Make an exact copy of every entry, leaving the pictures out.

[[ Records to process open ]]

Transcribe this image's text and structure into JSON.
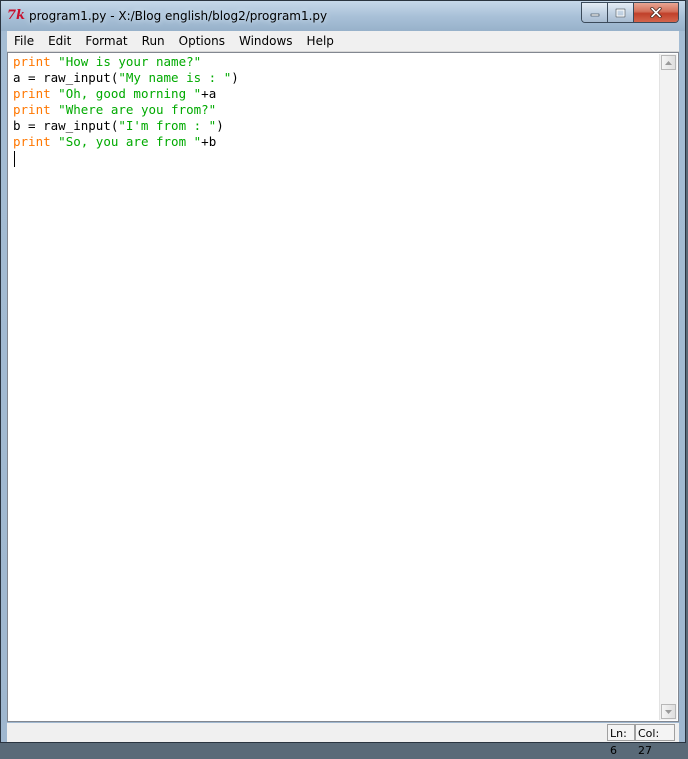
{
  "window": {
    "title": "program1.py - X:/Blog english/blog2/program1.py",
    "app_icon": "7k",
    "app_icon_name": "tk-feather-icon"
  },
  "caption_buttons": {
    "minimize": "minimize-icon",
    "maximize": "maximize-icon",
    "close": "close-icon"
  },
  "menu": {
    "items": [
      "File",
      "Edit",
      "Format",
      "Run",
      "Options",
      "Windows",
      "Help"
    ]
  },
  "editor": {
    "lines": [
      [
        {
          "t": "print",
          "c": "kw"
        },
        {
          "t": " "
        },
        {
          "t": "\"How is your name?\"",
          "c": "str"
        }
      ],
      [
        {
          "t": "a = raw_input("
        },
        {
          "t": "\"My name is : \"",
          "c": "str"
        },
        {
          "t": ")"
        }
      ],
      [
        {
          "t": "print",
          "c": "kw"
        },
        {
          "t": " "
        },
        {
          "t": "\"Oh, good morning \"",
          "c": "str"
        },
        {
          "t": "+a"
        }
      ],
      [
        {
          "t": "print",
          "c": "kw"
        },
        {
          "t": " "
        },
        {
          "t": "\"Where are you from?\"",
          "c": "str"
        }
      ],
      [
        {
          "t": "b = raw_input("
        },
        {
          "t": "\"I'm from : \"",
          "c": "str"
        },
        {
          "t": ")"
        }
      ],
      [
        {
          "t": "print",
          "c": "kw"
        },
        {
          "t": " "
        },
        {
          "t": "\"So, you are from \"",
          "c": "str"
        },
        {
          "t": "+b"
        }
      ]
    ],
    "colors": {
      "keyword": "#ff7700",
      "string": "#00aa00",
      "default": "#000000"
    }
  },
  "status": {
    "line": "Ln: 6",
    "col": "Col: 27"
  }
}
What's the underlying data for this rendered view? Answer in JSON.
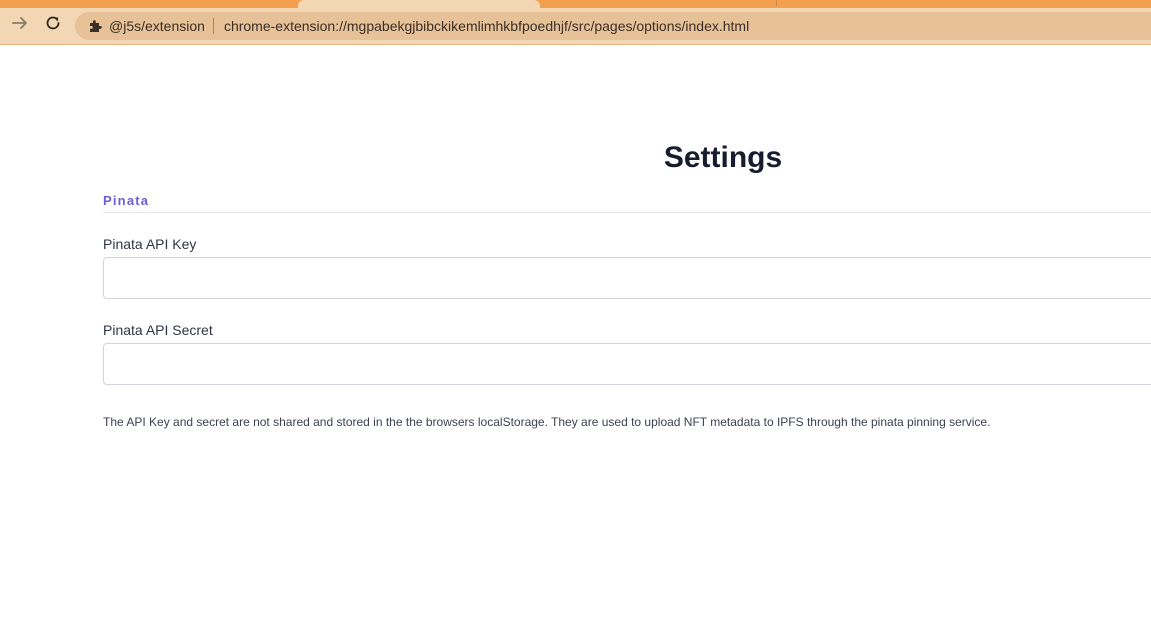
{
  "browser": {
    "source_label": "@j5s/extension",
    "url": "chrome-extension://mgpabekgjbibckikemlimhkbfpoedhjf/src/pages/options/index.html",
    "icons": {
      "forward": "arrow-right-icon",
      "reload": "reload-icon",
      "extension": "puzzle-piece-icon"
    },
    "colors": {
      "tabstrip": "#f2a04e",
      "toolbar": "#f3d7b4",
      "omnibox": "#e7c299"
    }
  },
  "page": {
    "title": "Settings",
    "section": {
      "label": "Pinata",
      "accent_color": "#6b5ed6"
    },
    "fields": {
      "api_key": {
        "label": "Pinata API Key",
        "value": ""
      },
      "api_secret": {
        "label": "Pinata API Secret",
        "value": ""
      }
    },
    "help_text": "The API Key and secret are not shared and stored in the the browsers localStorage. They are used to upload NFT metadata to IPFS through the pinata pinning service."
  }
}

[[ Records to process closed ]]

### Response to this task:
Transcribe this image's text and structure into JSON.
{
  "window": {
    "title": "program1.py - X:/Blog english/blog2/program1.py",
    "app_icon": "7k",
    "app_icon_name": "tk-feather-icon"
  },
  "caption_buttons": {
    "minimize": "minimize-icon",
    "maximize": "maximize-icon",
    "close": "close-icon"
  },
  "menu": {
    "items": [
      "File",
      "Edit",
      "Format",
      "Run",
      "Options",
      "Windows",
      "Help"
    ]
  },
  "editor": {
    "lines": [
      [
        {
          "t": "print",
          "c": "kw"
        },
        {
          "t": " "
        },
        {
          "t": "\"How is your name?\"",
          "c": "str"
        }
      ],
      [
        {
          "t": "a = raw_input("
        },
        {
          "t": "\"My name is : \"",
          "c": "str"
        },
        {
          "t": ")"
        }
      ],
      [
        {
          "t": "print",
          "c": "kw"
        },
        {
          "t": " "
        },
        {
          "t": "\"Oh, good morning \"",
          "c": "str"
        },
        {
          "t": "+a"
        }
      ],
      [
        {
          "t": "print",
          "c": "kw"
        },
        {
          "t": " "
        },
        {
          "t": "\"Where are you from?\"",
          "c": "str"
        }
      ],
      [
        {
          "t": "b = raw_input("
        },
        {
          "t": "\"I'm from : \"",
          "c": "str"
        },
        {
          "t": ")"
        }
      ],
      [
        {
          "t": "print",
          "c": "kw"
        },
        {
          "t": " "
        },
        {
          "t": "\"So, you are from \"",
          "c": "str"
        },
        {
          "t": "+b"
        }
      ]
    ],
    "colors": {
      "keyword": "#ff7700",
      "string": "#00aa00",
      "default": "#000000"
    }
  },
  "status": {
    "line": "Ln: 6",
    "col": "Col: 27"
  }
}
What's the underlying data for this rendered view? Answer in JSON.
{
  "browser": {
    "source_label": "@j5s/extension",
    "url": "chrome-extension://mgpabekgjbibckikemlimhkbfpoedhjf/src/pages/options/index.html",
    "icons": {
      "forward": "arrow-right-icon",
      "reload": "reload-icon",
      "extension": "puzzle-piece-icon"
    },
    "colors": {
      "tabstrip": "#f2a04e",
      "toolbar": "#f3d7b4",
      "omnibox": "#e7c299"
    }
  },
  "page": {
    "title": "Settings",
    "section": {
      "label": "Pinata",
      "accent_color": "#6b5ed6"
    },
    "fields": {
      "api_key": {
        "label": "Pinata API Key",
        "value": ""
      },
      "api_secret": {
        "label": "Pinata API Secret",
        "value": ""
      }
    },
    "help_text": "The API Key and secret are not shared and stored in the the browsers localStorage. They are used to upload NFT metadata to IPFS through the pinata pinning service."
  }
}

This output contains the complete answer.